Grammar

Coarse or Course?

When choosing between the homophones coarse or course, remembering one other word might help you associate the right meaning with the right letter.

Should it be coarse or course? The pair of words causes a lot of confusion because they’re homophones: words that sound the same but are spelled differently and have different meanings.

Each word has several meanings, but they are different parts of speech, and that’s where a simple memory trick, or mnemonic, might come in handy.

Coarse

Coarse — with an A — can have several meanings.

It can refer to something with large particles or a thick texture. Thick sand can be coarse. The hair in a horse’s mane can be described as coarse. The opposite of this meaning of coarse would be fine or thin.

It can refer to a person’s manners if they lack tact or are rude or abrasive in personality.

Along the same lines, coarse language is language that could be described as indecent or vulgar.
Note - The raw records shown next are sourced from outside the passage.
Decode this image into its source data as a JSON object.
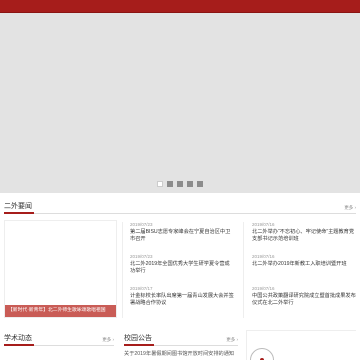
{
  "banner": {
    "slides": 5,
    "active_index": 0
  },
  "news": {
    "title": "二外要闻",
    "more": "更多 ›",
    "feature_caption": "【新时代·新青年】北二外师生歌咏颂歌唱祖国",
    "left_items": [
      {
        "date": "2019/07/23",
        "title": "第二届BISU志愿专家峰会在宁夏自治区中卫市召开"
      },
      {
        "date": "2019/07/23",
        "title": "北二外2019年全国优秀大学生研学夏令营成功举行"
      },
      {
        "date": "2019/07/17",
        "title": "计金标校长率队出席第一届青山发展大会并签署战略合作协议"
      }
    ],
    "right_items": [
      {
        "date": "2019/07/16",
        "title": "北二外举办“不忘初心、牢记使命”主题教育党支部书记示范培训班"
      },
      {
        "date": "2019/07/16",
        "title": "北二外举办2019年新教工入职培训暨开班"
      },
      {
        "date": "2019/07/16",
        "title": "中国公共政策翻译研究院成立暨首批成果发布仪式在北二外举行"
      }
    ]
  },
  "academic": {
    "title": "学术动态",
    "more": "更多 ›"
  },
  "notice": {
    "title": "校园公告",
    "more": "更多 ›",
    "snippet": "关于2019年暑假期间图书馆开放时间安排的通知"
  }
}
The final meaning, probably the type you’d see least often, is as an adjective meaning “of low quality.”

Course

The other choice, course — with a U — also has multiple meanings.

My dad loves sailing, and sailors like to stay on the right course, which means they want to follow the right path or direction to get to their destination. Likewise, it can describe the path something takes.
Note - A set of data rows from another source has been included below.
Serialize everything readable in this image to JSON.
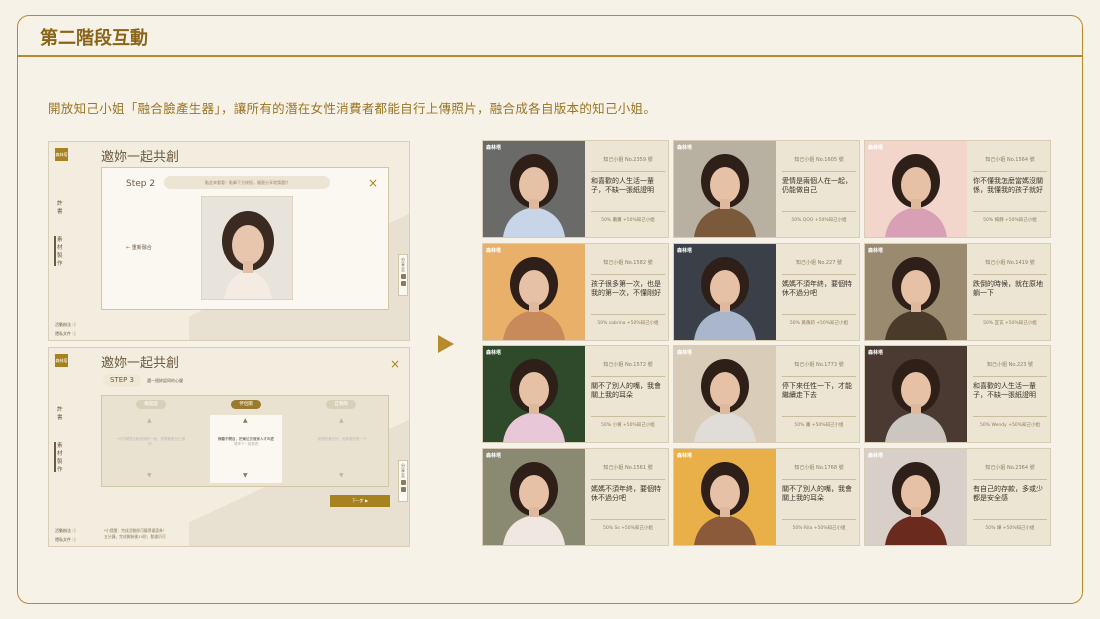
{
  "title": "第二階段互動",
  "intro": "開放知己小姐「融合臉產生器」，讓所有的潛在女性消費者都能自行上傳照片，融合成各自版本的知己小姐。",
  "mock1": {
    "logo": "森林塔",
    "title": "邀妳一起共創",
    "side_top": "許\n書",
    "side_mid": "素\n材\n製\n作",
    "foot1": "活動辦法 ⓘ",
    "foot2": "隱私文件 ⓘ",
    "step": "Step 2",
    "hint": "點此來看看！點擊下方按鈕，複層分享就請選片",
    "back": "← 重新融合",
    "social": "分\n享\n至"
  },
  "mock2": {
    "logo": "森林塔",
    "title": "邀妳一起共創",
    "side_top": "許\n書",
    "side_mid": "素\n材\n製\n作",
    "foot1": "活動辦法 ⓘ",
    "foot2": "隱私文件 ⓘ",
    "step": "STEP 3",
    "step_sub": "選一個妳認同的心聲",
    "tags": [
      "獨當面",
      "伴侶關",
      "自我關"
    ],
    "opt_left": "一向不願意比較低調的一面，需要都是自己選好",
    "opt_mid": "靜聽不開自，把東位去做家人才叫愛",
    "opt_mid_sub": "選擇下一篇看看",
    "opt_right": "我想知道些好，就算當的是一下",
    "next": "下一步 ▶",
    "note": "*小提醒：完成活動即可獲得優惠券！\n五分鐘，完成開始後10秒，動畫仍可"
  },
  "tiles": [
    {
      "brand": "森林塔",
      "no": "知己小姐 No.2359 號",
      "quote": "和喜歡的人生活一輩子，不缺一張紙證明",
      "credit": "50% 蕭蕭 +50%知己小姐"
    },
    {
      "brand": "森林塔",
      "no": "知己小姐 No.1605 號",
      "quote": "愛情是兩個人在一起，仍能做自己",
      "credit": "50% QOO +50%知己小姐"
    },
    {
      "brand": "森林塔",
      "no": "知己小姐 No.1564 號",
      "quote": "你不懂我怎麼當媽沒關係，我懂我的孩子就好",
      "credit": "50% 楊靜 +50%知己小姐"
    },
    {
      "brand": "森林塔",
      "no": "知己小姐 No.1582 號",
      "quote": "孩子很多第一次，也是我的第一次，不懂剛好",
      "credit": "50% sabrina +50%知己小姐"
    },
    {
      "brand": "森林塔",
      "no": "知己小姐 No.227 號",
      "quote": "媽媽不須年終，要個特休不過分吧",
      "credit": "50% 黃蒨莉 +50%知己小姐"
    },
    {
      "brand": "森林塔",
      "no": "知己小姐 No.1419 號",
      "quote": "跌倒的時候，就在原地躺一下",
      "credit": "50% 宜玄 +50%知己小姐"
    },
    {
      "brand": "森林塔",
      "no": "知己小姐 No.1572 號",
      "quote": "關不了別人的嘴，我會關上我的耳朵",
      "credit": "50% 小黃 +50%知己小姐"
    },
    {
      "brand": "森林塔",
      "no": "知己小姐 No.1773 號",
      "quote": "停下來任性一下，才能繼續走下去",
      "credit": "50% 蕭 +50%知己小姐"
    },
    {
      "brand": "森林塔",
      "no": "知己小姐 No.223 號",
      "quote": "和喜歡的人生活一輩子，不缺一張紙證明",
      "credit": "50% Wendy +50%知己小姐"
    },
    {
      "brand": "森林塔",
      "no": "知己小姐 No.1561 號",
      "quote": "媽媽不須年終，要個特休不過分吧",
      "credit": "50% Ss +50%知己小姐"
    },
    {
      "brand": "森林塔",
      "no": "知己小姐 No.1768 號",
      "quote": "關不了別人的嘴，我會關上我的耳朵",
      "credit": "50% Rila +50%知己小姐"
    },
    {
      "brand": "森林塔",
      "no": "知己小姐 No.2364 號",
      "quote": "有自己的存款，多或少都是安全感",
      "credit": "50% 燁 +50%知己小姐"
    }
  ],
  "colors": {
    "accent": "#b88a2e",
    "brand": "#a8821f",
    "bg": "#f7f2e8"
  }
}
It can refer to a progression, as in “the course of human events” or “staying the course.”

It can describe a period of time, as in something that happens over “the course of a week.” 
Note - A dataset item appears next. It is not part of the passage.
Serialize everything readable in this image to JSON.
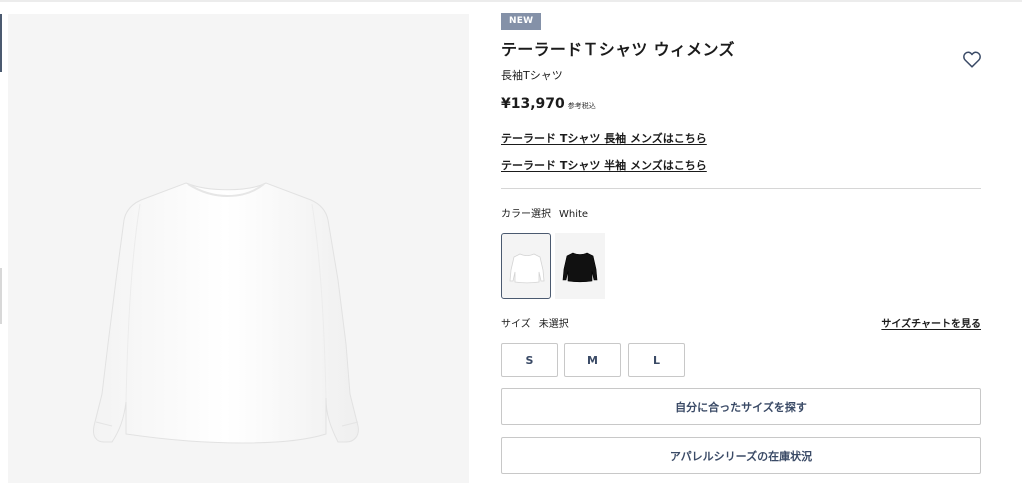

Meals are served in “courses.” A five-course meal may leave you feeling pretty heavy by the time it’s over.

The memory trick

So now that you’ve seen the various meanings, what’s the easiest way to remember them?

You may have noticed something about each word’s set of definitions. The first group of definitions, for coarse, have something interesting in common: they all define a word that comes in adjective form, meaning that it’s a word that modifies a noun.

The second group, however, defines words that are nouns.

So with that in mind, one easy way to remember which word to use would be to consider whether the word is modifying something or is itself the “something.” If it’s a modifier, it’s an adjective, which begins with an A, so you should use the version with an A in the spelling: coarse.

Sometimes, it’s the simplest of memory aids that are the easiest to manage.

Leave a Response

We'd love to hear from you, but remember all comments must be respectful. We reserve the right to remove comments that do not follow our comment guidelines. Click here to review our comment policy.

Your name, as provided, will display on the website with any comment you leave. Your email address and your browser’s IP address does not display publicly and we do not share or sell your email address or IP address to anyone.

This site uses Akismet to reduce spam. Learn how your comment data is processed.

Patrick is a Christian with more than 27 years experience in professional writing, producing and marketing. His professional background also includes social media, reporting for broadcast television and the web, directing, videography and photography. He enjoys getting to know people over coffee and spending time with his dog.